“We've been in our own gym this whole training camp. We haven't had to hop around to different gyms like in the Doerksen fight. That experience was a nightmare. But we found a way to fight through the adversity and got the job done. It's definitely been nice to have a spot to go to every day and no worries about somebody telling us when we can train. We could just get down to business and focus on the fight.”

“The Doberman” sounds happy and secure with his place in the UFC and even more so with his preparation for his opponent. “It is easy to train for Mark because we have a lot of guys like him; Aaron is almost a mirror image of Mark,” said Dollaway, who explains that Simpson and Munoz throw a lot of the same punches and have a takedown heavy offense. “It has been great having Aaron here and having all the other D-1 wrestlers coming in to work out with me. They provide great training partners. Every day you go in and you know you are going to get good work.”
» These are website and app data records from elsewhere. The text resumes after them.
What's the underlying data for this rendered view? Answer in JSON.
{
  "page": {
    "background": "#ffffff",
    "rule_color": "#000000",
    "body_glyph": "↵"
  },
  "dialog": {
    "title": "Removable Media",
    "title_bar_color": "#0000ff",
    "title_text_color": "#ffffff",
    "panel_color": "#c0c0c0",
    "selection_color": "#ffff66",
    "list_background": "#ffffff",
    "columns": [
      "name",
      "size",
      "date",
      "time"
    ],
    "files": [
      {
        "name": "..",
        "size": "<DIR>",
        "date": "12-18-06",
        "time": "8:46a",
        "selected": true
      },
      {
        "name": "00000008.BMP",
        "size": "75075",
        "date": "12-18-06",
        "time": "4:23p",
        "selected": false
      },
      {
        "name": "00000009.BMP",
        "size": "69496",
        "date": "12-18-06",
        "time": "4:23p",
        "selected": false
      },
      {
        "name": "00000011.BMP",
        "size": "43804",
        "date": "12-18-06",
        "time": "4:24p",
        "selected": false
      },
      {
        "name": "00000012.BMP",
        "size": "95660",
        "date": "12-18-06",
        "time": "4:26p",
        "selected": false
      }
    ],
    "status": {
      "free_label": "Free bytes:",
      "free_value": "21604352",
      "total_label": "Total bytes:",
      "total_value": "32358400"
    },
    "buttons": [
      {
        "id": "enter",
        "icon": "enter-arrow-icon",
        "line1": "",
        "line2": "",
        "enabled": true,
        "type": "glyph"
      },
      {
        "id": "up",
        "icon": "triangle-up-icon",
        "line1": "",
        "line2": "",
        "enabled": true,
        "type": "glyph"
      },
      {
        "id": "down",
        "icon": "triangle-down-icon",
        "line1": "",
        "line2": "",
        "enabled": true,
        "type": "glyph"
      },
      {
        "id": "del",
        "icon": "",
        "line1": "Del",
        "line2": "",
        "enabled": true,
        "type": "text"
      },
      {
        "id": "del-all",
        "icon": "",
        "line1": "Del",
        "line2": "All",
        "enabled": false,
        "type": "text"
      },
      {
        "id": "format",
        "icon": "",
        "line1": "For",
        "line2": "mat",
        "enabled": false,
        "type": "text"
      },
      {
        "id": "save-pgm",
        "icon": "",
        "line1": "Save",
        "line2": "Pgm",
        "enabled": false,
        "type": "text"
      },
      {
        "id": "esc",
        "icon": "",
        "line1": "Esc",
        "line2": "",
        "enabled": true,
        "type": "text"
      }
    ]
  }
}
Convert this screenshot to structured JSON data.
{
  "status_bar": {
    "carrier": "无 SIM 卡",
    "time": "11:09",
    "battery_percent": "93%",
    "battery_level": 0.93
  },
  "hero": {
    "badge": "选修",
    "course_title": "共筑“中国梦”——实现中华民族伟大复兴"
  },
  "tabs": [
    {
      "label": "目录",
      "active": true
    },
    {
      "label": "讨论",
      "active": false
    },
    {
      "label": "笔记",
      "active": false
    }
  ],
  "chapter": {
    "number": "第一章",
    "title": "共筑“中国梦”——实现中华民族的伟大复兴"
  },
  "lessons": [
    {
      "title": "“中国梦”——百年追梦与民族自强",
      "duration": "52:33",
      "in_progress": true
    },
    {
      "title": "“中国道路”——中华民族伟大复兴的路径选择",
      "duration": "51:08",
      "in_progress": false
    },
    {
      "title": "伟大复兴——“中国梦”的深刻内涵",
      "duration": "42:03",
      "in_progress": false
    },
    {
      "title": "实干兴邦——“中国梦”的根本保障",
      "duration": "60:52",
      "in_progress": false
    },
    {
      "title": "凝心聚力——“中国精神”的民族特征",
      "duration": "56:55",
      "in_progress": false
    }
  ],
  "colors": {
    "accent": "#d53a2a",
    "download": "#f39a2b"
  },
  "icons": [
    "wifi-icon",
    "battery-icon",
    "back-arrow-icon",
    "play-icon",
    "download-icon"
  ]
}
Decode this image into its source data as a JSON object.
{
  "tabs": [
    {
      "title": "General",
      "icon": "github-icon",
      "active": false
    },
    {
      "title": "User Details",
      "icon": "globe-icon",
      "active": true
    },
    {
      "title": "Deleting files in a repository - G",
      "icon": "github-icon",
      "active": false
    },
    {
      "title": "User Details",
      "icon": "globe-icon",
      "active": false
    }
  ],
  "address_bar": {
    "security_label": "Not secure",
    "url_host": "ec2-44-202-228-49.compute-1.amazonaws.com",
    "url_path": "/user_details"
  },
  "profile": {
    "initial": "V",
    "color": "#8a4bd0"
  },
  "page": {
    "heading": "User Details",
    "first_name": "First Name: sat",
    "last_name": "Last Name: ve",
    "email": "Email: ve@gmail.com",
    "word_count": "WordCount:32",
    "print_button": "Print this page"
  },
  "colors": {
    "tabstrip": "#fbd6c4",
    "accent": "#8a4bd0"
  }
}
The new gym has been busier than Grand Central Station with UFC stars from past and present. “Robbie Lawler is with us full time now, Kyle Kingsbury was down doing some of his camp here, and DaMarques Johnson was here.” For Dollaway, these new looks and new techniques make training more exciting than ever. “It reminds of the days when we were at Arizona State training with your teammates and friends. It's awesome.”

On March 3rd, live on Versus, a wholly focused and ever improving CB Dollaway will be ready and waiting to take on his next challenger: Mark Munoz. As Mike Tyson once said, “There's nothing more deadly or more proficient than a happy fighter.” Hopefully, Munoz is equally as prepared as his opponent, because with a new gym, a three fight win streak, dangerous submissions, more confidence in his stand-up, and his wrestling pedigree, “The Doberman” is fighting happy.